    Some work places are such that they require the worker to provide the name of the treating clinician at A&E who treated the worker for sprained foot, and when the sick leave is one day.

    Well done for planning, and having the resolve to continue to develop. Best wishes for the future.

  4. Mags June 26, 2019 at 9:04 am #

    All the best in the new job. It sounds as if you’ve made some brave but wise choices during a difficult time in your life. Your courage will hopefully inspire others to believe there is light at the end of most tunnels!

  5. Anon June 26, 2019 at 10:19 am #

    I hope you are well supported, unlike myself where I had to give details of the doctor who saw me at the A&E because I was considered to be a liar. Obviously the agenda was harassment.

    Everyone’s experience is different.

  6. Jacie June 27, 2019 at 7:20 am #

    To take a break that lasted 15 months is a testament to your physical, emotional and psychological wellbeing. So well done for making such a courageous move to return. I left 17 months ago, was treated badly. Will never return. Best move I ever made. Got my life back and im not sorry.

    • Darcie June 27, 2019 at 7:53 pm #
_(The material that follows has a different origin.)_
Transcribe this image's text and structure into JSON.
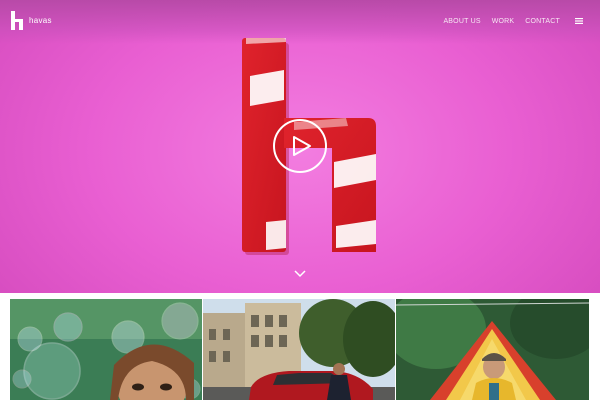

      Same here Jacie. I left a year ago as the caseloads were beyond belief and the risk was unmanageable. Managers would not acknowledge how overwhelmed staff were and pecked away until a good number of us walked. Good luck to the author, I hope it works out. I would never return, never regretted my decision; blood pressure back to normal and not living in perpetual fear of making a mistake.

  7. Anon June 28, 2019 at 10:35 am #

    In majority of the cases, the role of the managers is questionable.
    Why doesn’t Hcpc do anything to stop such a practice.
    The author of this article had supportive manager and this is rare.

  8. julia June 29, 2019 at 8:27 pm #

    I am lucky enough to work in a front line team with two fab managers who each work a part of the week.